ASSIGNMENT: When you write out the listing, keep each word exactly as it stands but include none of its images.

INPUT FOR THIS TASK:
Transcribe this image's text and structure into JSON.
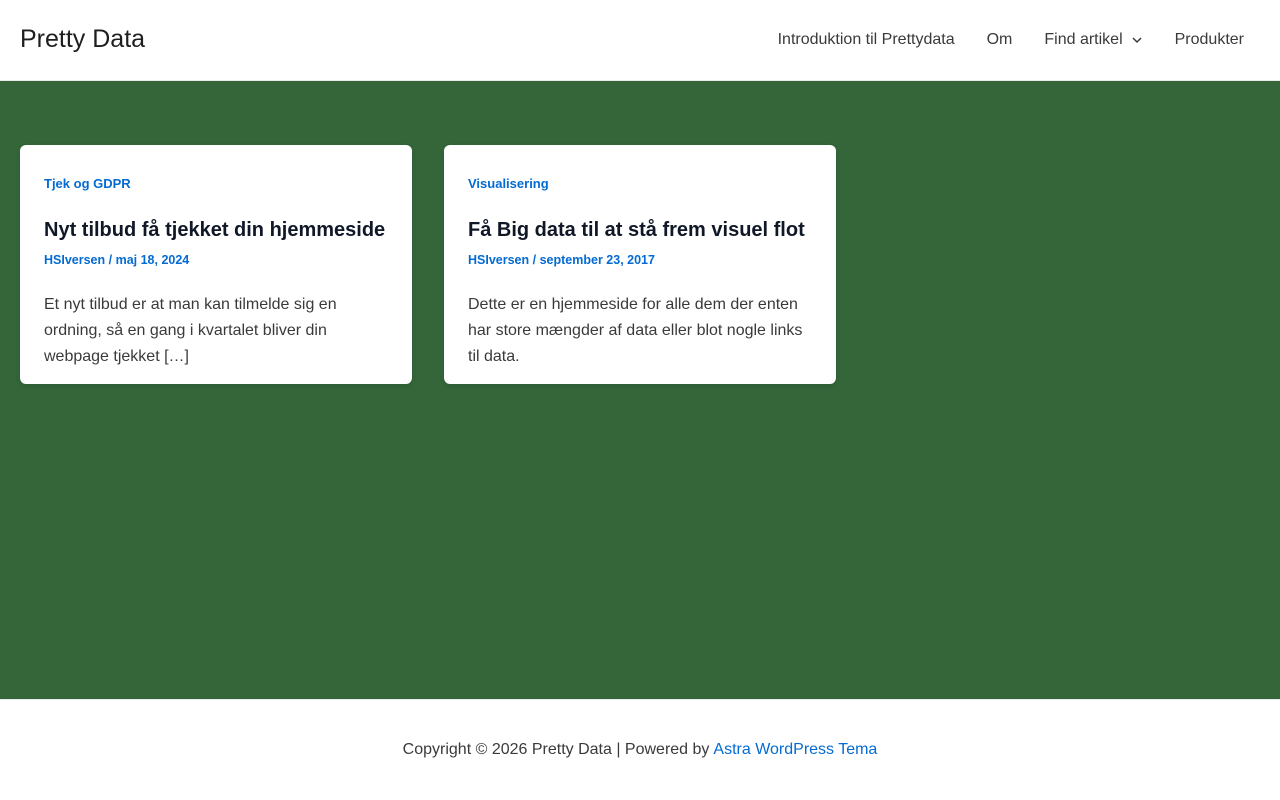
{
  "site": {
    "title": "Pretty Data"
  },
  "nav": {
    "items": [
      {
        "label": "Introduktion til Prettydata"
      },
      {
        "label": "Om"
      },
      {
        "label": "Find artikel",
        "has_dropdown": true
      },
      {
        "label": "Produkter"
      }
    ]
  },
  "colors": {
    "content_background": "#34663a",
    "accent": "#046bd2",
    "title_text": "#101828"
  },
  "posts": [
    {
      "category": "Tjek og GDPR",
      "title": "Nyt tilbud få tjekket din hjemmeside",
      "author": "HSIversen",
      "separator": "/",
      "date": "maj 18, 2024",
      "excerpt": "Et nyt tilbud er at man kan tilmelde sig en ordning, så en gang i kvartalet bliver din webpage tjekket […]"
    },
    {
      "category": "Visualisering",
      "title": "Få Big data til at stå frem visuel flot",
      "author": "HSIversen",
      "separator": "/",
      "date": "september 23, 2017",
      "excerpt": "Dette er en hjemmeside for alle dem der enten har store mængder af data eller blot nogle links til data."
    }
  ],
  "footer": {
    "copyright": "Copyright © 2026 Pretty Data | Powered by",
    "link_label": "Astra WordPress Tema"
  }
}
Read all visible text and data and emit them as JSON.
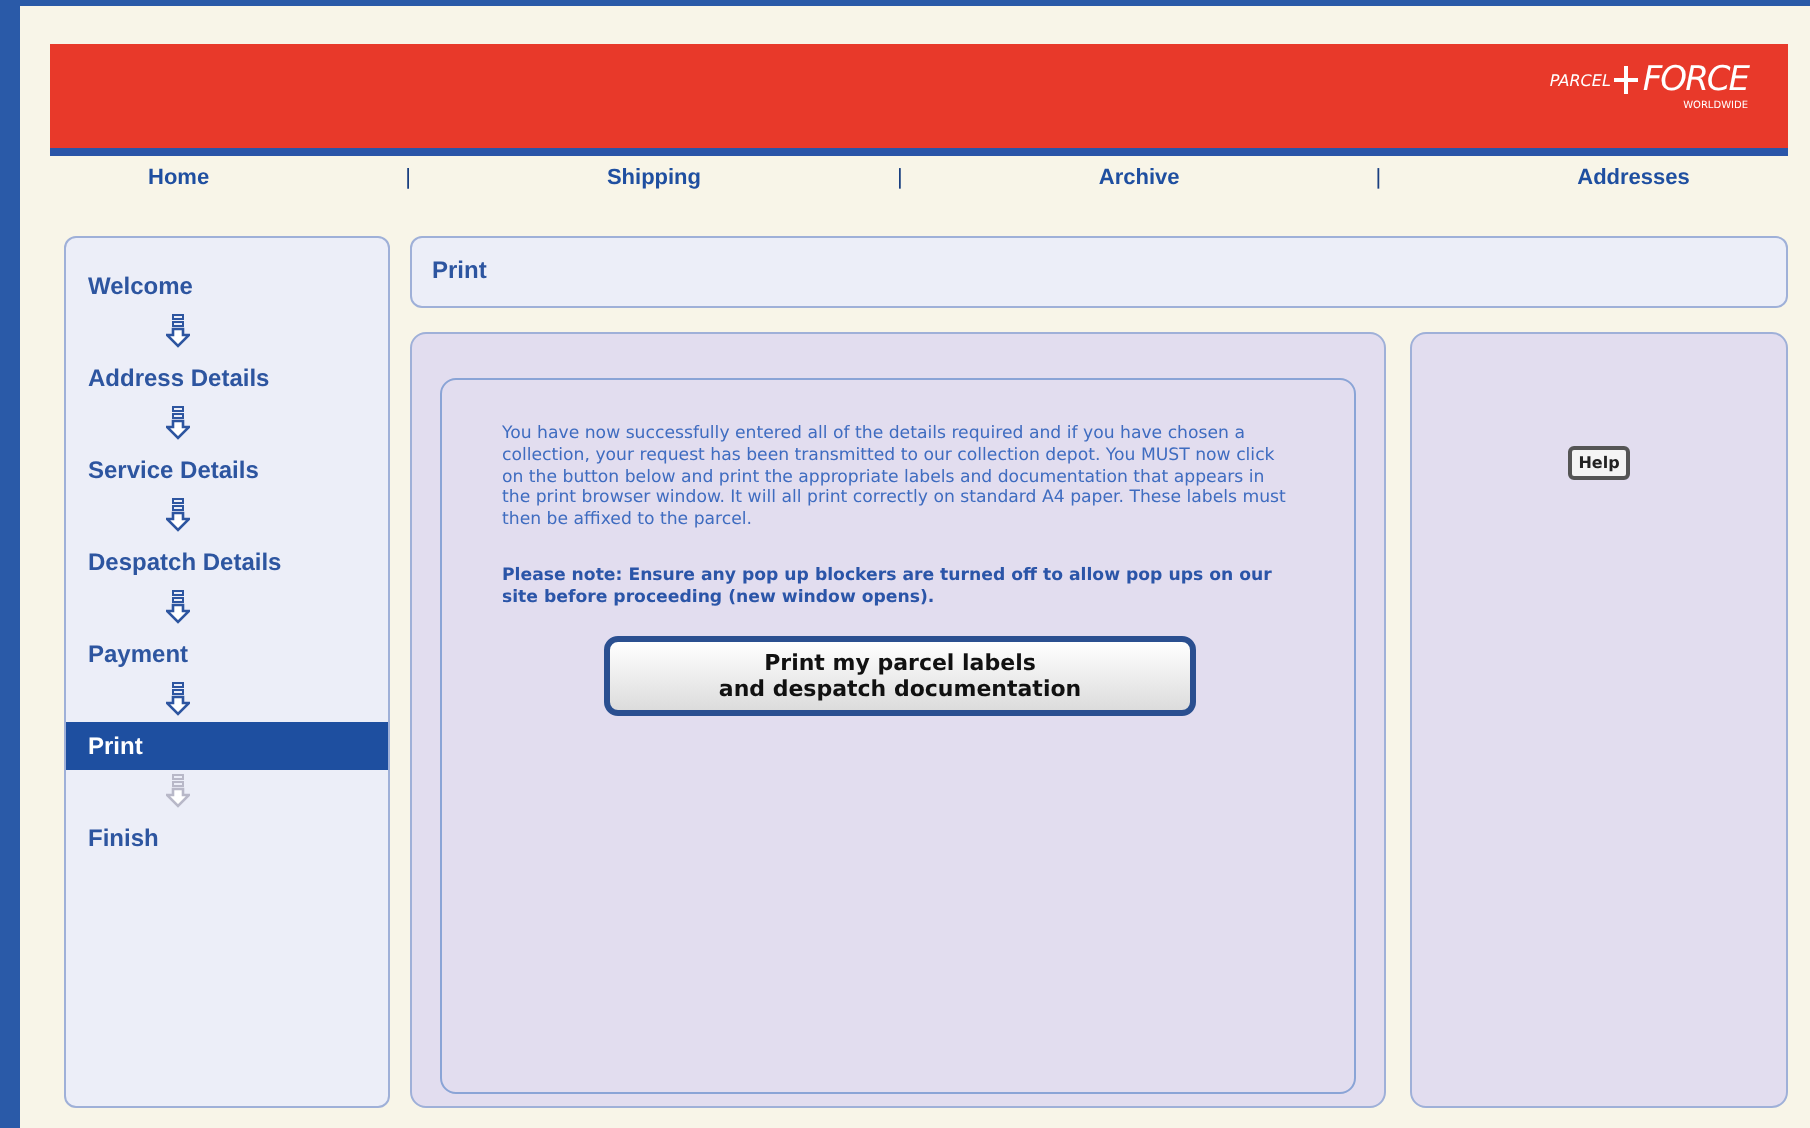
{
  "logo": {
    "left": "PARCEL",
    "right": "FORCE",
    "sub": "WORLDWIDE"
  },
  "nav": [
    {
      "label": "Home",
      "kind": "link"
    },
    {
      "label": "|",
      "kind": "separator"
    },
    {
      "label": "Shipping",
      "kind": "link"
    },
    {
      "label": "|",
      "kind": "separator"
    },
    {
      "label": "Archive",
      "kind": "link"
    },
    {
      "label": "|",
      "kind": "separator"
    },
    {
      "label": "Addresses",
      "kind": "link"
    }
  ],
  "steps": [
    {
      "label": "Welcome",
      "selected": false
    },
    {
      "label": "Address Details",
      "selected": false
    },
    {
      "label": "Service Details",
      "selected": false
    },
    {
      "label": "Despatch Details",
      "selected": false
    },
    {
      "label": "Payment",
      "selected": false
    },
    {
      "label": "Print",
      "selected": true
    },
    {
      "label": "Finish",
      "selected": false
    }
  ],
  "page_title": "Print",
  "message": "You have now successfully entered all of the details required and if you have chosen a collection, your request has been transmitted to our collection depot. You MUST now click on the button below and print the appropriate labels and documentation that appears in the print browser window. It will all print correctly on standard A4 paper. These labels must then be affixed to the parcel.",
  "note": "Please note: Ensure any pop up blockers are turned off to allow pop ups on our site before proceeding (new window opens).",
  "print_button": [
    "Print my parcel labels",
    "and despatch documentation"
  ],
  "help_button": "Help"
}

ANSWER FOR THE TASK:
Transcribe this image's text and structure into JSON.
{
  "site": {
    "title": "Pretty Data"
  },
  "nav": {
    "items": [
      {
        "label": "Introduktion til Prettydata"
      },
      {
        "label": "Om"
      },
      {
        "label": "Find artikel",
        "has_dropdown": true
      },
      {
        "label": "Produkter"
      }
    ]
  },
  "colors": {
    "content_background": "#34663a",
    "accent": "#046bd2",
    "title_text": "#101828"
  },
  "posts": [
    {
      "category": "Tjek og GDPR",
      "title": "Nyt tilbud få tjekket din hjemmeside",
      "author": "HSIversen",
      "separator": "/",
      "date": "maj 18, 2024",
      "excerpt": "Et nyt tilbud er at man kan tilmelde sig en ordning, så en gang i kvartalet bliver din webpage tjekket […]"
    },
    {
      "category": "Visualisering",
      "title": "Få Big data til at stå frem visuel flot",
      "author": "HSIversen",
      "separator": "/",
      "date": "september 23, 2017",
      "excerpt": "Dette er en hjemmeside for alle dem der enten har store mængder af data eller blot nogle links til data."
    }
  ],
  "footer": {
    "copyright": "Copyright © 2026 Pretty Data | Powered by",
    "link_label": "Astra WordPress Tema"
  }
}
Read all visible text and data and emit them as JSON.
{
  "logo": {
    "left": "PARCEL",
    "right": "FORCE",
    "sub": "WORLDWIDE"
  },
  "nav": [
    {
      "label": "Home",
      "kind": "link"
    },
    {
      "label": "|",
      "kind": "separator"
    },
    {
      "label": "Shipping",
      "kind": "link"
    },
    {
      "label": "|",
      "kind": "separator"
    },
    {
      "label": "Archive",
      "kind": "link"
    },
    {
      "label": "|",
      "kind": "separator"
    },
    {
      "label": "Addresses",
      "kind": "link"
    }
  ],
  "steps": [
    {
      "label": "Welcome",
      "selected": false
    },
    {
      "label": "Address Details",
      "selected": false
    },
    {
      "label": "Service Details",
      "selected": false
    },
    {
      "label": "Despatch Details",
      "selected": false
    },
    {
      "label": "Payment",
      "selected": false
    },
    {
      "label": "Print",
      "selected": true
    },
    {
      "label": "Finish",
      "selected": false
    }
  ],
  "page_title": "Print",
  "message": "You have now successfully entered all of the details required and if you have chosen a collection, your request has been transmitted to our collection depot. You MUST now click on the button below and print the appropriate labels and documentation that appears in the print browser window. It will all print correctly on standard A4 paper. These labels must then be affixed to the parcel.",
  "note": "Please note: Ensure any pop up blockers are turned off to allow pop ups on our site before proceeding (new window opens).",
  "print_button": [
    "Print my parcel labels",
    "and despatch documentation"
  ],
  "help_button": "Help"
}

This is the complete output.